Material shown Start Marker
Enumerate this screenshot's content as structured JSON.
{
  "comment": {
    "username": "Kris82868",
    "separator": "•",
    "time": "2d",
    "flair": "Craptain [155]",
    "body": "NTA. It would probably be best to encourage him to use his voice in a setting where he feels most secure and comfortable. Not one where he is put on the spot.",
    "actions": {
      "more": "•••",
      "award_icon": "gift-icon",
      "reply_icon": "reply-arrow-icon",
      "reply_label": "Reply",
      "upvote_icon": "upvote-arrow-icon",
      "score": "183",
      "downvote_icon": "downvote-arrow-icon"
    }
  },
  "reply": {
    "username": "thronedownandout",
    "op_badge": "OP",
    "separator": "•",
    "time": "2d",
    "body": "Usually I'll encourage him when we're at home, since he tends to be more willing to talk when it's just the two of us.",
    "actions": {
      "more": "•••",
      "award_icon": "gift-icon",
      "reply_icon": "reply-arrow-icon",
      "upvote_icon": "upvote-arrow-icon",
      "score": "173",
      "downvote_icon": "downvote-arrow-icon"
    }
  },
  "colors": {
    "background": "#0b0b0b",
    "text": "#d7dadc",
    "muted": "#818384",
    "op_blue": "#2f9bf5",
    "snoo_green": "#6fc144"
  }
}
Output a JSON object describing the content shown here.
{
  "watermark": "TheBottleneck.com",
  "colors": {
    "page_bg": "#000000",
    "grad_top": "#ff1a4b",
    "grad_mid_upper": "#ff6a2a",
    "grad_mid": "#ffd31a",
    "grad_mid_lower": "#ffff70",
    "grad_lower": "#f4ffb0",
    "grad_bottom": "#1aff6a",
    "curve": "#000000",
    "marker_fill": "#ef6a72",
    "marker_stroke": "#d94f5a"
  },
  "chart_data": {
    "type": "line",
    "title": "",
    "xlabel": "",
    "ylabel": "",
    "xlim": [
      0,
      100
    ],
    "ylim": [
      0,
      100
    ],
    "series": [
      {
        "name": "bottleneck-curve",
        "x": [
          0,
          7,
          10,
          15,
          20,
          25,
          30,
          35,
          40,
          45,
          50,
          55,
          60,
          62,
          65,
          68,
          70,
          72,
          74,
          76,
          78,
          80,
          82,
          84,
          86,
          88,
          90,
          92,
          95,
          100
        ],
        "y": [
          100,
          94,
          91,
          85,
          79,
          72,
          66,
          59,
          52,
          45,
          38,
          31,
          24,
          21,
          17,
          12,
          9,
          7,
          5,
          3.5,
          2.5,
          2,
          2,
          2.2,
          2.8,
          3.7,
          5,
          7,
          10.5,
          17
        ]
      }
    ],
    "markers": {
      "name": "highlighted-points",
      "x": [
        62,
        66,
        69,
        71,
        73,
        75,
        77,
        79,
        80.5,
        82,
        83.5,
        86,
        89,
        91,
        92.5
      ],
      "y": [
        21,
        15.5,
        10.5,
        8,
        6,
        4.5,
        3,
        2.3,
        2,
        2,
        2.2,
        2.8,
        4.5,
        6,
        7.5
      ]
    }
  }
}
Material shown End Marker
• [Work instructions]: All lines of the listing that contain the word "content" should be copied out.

• [Answer space]:
Enumerate this screenshot's content as structured JSON.
Output a JSON object describing the content shown here.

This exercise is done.